By Janet Salmons, PhD #einterview
We have heard researchers’ voices throughout NSMNSS events, Tweetchats and blog posts. Students, alt-academic independent researchers, respected scholars and research institute staff have discussed wide-ranging methodological and ethical issues associated with media-related research. Publication is an important next step for any researcher, one we have not yet explored in the NSMNSS project. To introduce an editor’s perspective into the mix I asked New Media & Society editor Dr. Steve Jones to share some insights.
Dr. Jones Dr. Jones
Dr. Jones there could and should be greater awareness of methods used in disciplines other than one’s own, and efforts at complementarity by using multiple methods.
can often take more time to do a study using multiple methods, and given the pressures under which young scholars operate it can be difficult to decide to do anything that would take more time.
2. To what degree does the research use or advance theory? NM & S still receives submissions that simply describe the phenomenon, without scholarly attention to theory and methods.
3. Does the article contribute new knowledge to the field? Of the hundreds of good studies that could pass peer review many make no new points and basically say the same thing. Is the work original, with original ideas, or just a snapshot? In 8 issues with 64 articles per year, space is limited so he looks for articles that contribute in a meaningful way.
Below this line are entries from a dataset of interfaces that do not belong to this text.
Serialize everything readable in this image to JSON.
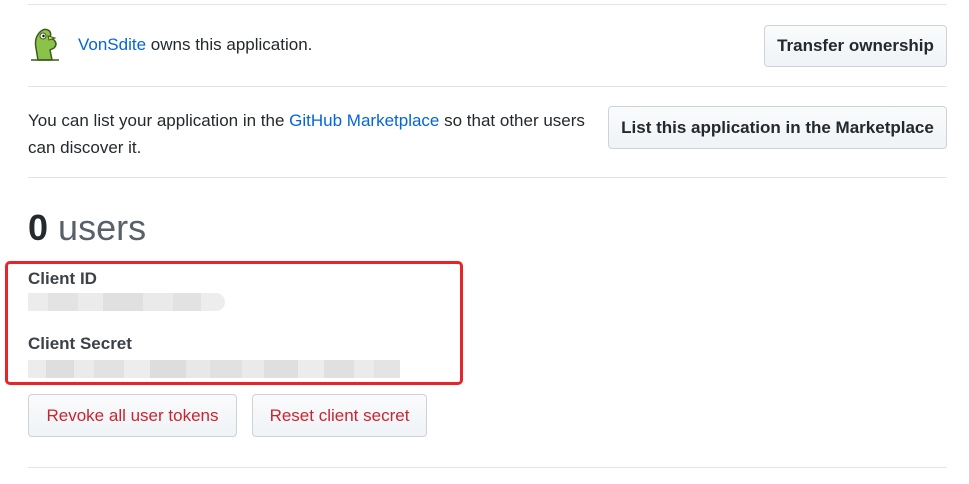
{
  "owner": {
    "username": "VonSdite",
    "suffix": " owns this application.",
    "transfer_label": "Transfer ownership"
  },
  "marketplace": {
    "text_before": "You can list your application in the ",
    "link_text": "GitHub Marketplace",
    "text_after": " so that other users can discover it.",
    "button_label": "List this application in the Marketplace"
  },
  "users": {
    "count": "0",
    "label": "users"
  },
  "client": {
    "id_label": "Client ID",
    "secret_label": "Client Secret"
  },
  "actions": {
    "revoke_label": "Revoke all user tokens",
    "reset_label": "Reset client secret"
  },
  "colors": {
    "link": "#0366d6",
    "danger": "#cb2431",
    "highlight": "#e8232a"
  },
  "icons": {
    "avatar": "green-cartoon-bird-avatar"
  }
}
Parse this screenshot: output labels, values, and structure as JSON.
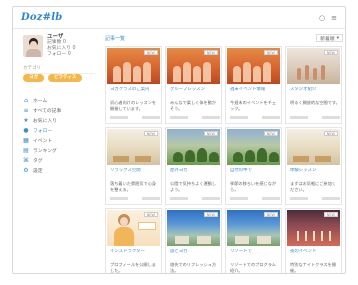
{
  "topbar": {
    "logo": "Doz#lb",
    "right_left": "○",
    "right_right": "≡"
  },
  "sidebar": {
    "user": {
      "name": "ユーザ",
      "line1": "記事数 0",
      "line2": "お気に入り 0",
      "line3": "フォロー 0"
    },
    "pill_title": "カテゴリ",
    "pills": [
      "ヨガ",
      "ピラティス"
    ],
    "nav": [
      {
        "icon": "home-icon",
        "label": "ホーム"
      },
      {
        "icon": "list-icon",
        "label": "すべての記事"
      },
      {
        "icon": "star-icon",
        "label": "お気に入り"
      },
      {
        "icon": "pin-icon",
        "label": "フォロー"
      },
      {
        "icon": "calendar-icon",
        "label": "イベント"
      },
      {
        "icon": "chart-icon",
        "label": "ランキング"
      },
      {
        "icon": "tag-icon",
        "label": "タグ"
      },
      {
        "icon": "gear-icon",
        "label": "設定"
      }
    ]
  },
  "main": {
    "header_left": "記事一覧",
    "sort_label": "新着順",
    "cards": [
      {
        "thumb": "gym",
        "badge": "NEW",
        "title": "ヨガクラスのご案内",
        "desc": "初心者向けのレッスンを開催しています。",
        "foot_left": "",
        "foot_right": ""
      },
      {
        "thumb": "gym",
        "badge": "NEW",
        "title": "グループレッスン",
        "desc": "みんなで楽しく体を動かそう。",
        "foot_left": "",
        "foot_right": ""
      },
      {
        "thumb": "gym",
        "badge": "NEW",
        "title": "週末イベント情報",
        "desc": "今週末のイベントをチェック。",
        "foot_left": "",
        "foot_right": ""
      },
      {
        "thumb": "studio",
        "badge": "NEW",
        "title": "スタジオ紹介",
        "desc": "明るく開放的な空間です。",
        "foot_left": "",
        "foot_right": ""
      },
      {
        "thumb": "room",
        "badge": "NEW",
        "title": "リラックス空間",
        "desc": "落ち着いた雰囲気で心身を整える。",
        "foot_left": "",
        "foot_right": ""
      },
      {
        "thumb": "park",
        "badge": "NEW",
        "title": "屋外ヨガ",
        "desc": "公園で気持ちよく運動しよう。",
        "foot_left": "",
        "foot_right": ""
      },
      {
        "thumb": "park",
        "badge": "NEW",
        "title": "自然の中で",
        "desc": "季節の移ろいを感じながら。",
        "foot_left": "",
        "foot_right": ""
      },
      {
        "thumb": "room",
        "badge": "NEW",
        "title": "体験レッスン",
        "desc": "まずはお気軽にご参加ください。",
        "foot_left": "",
        "foot_right": ""
      },
      {
        "thumb": "woman",
        "badge": "NEW",
        "title": "インストラクター",
        "desc": "プロフィールを公開しました。",
        "foot_left": "",
        "foot_right": ""
      },
      {
        "thumb": "sky",
        "badge": "NEW",
        "title": "旅とヨガ",
        "desc": "旅先でのリフレッシュ方法。",
        "foot_left": "",
        "foot_right": ""
      },
      {
        "thumb": "sky",
        "badge": "NEW",
        "title": "リゾートで",
        "desc": "リゾートでのプログラム紹介。",
        "foot_left": "",
        "foot_right": ""
      },
      {
        "thumb": "hall",
        "badge": "NEW",
        "title": "夜のイベント",
        "desc": "特別なナイトクラスを開催。",
        "foot_left": "",
        "foot_right": ""
      }
    ]
  }
}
Jankowski, N., Jones, S., Samarajiva, R., & Silverstone, R. (1999). Editorial. New Media & Society, 1(1), 5-9. doi: 10.1177/14614449922225483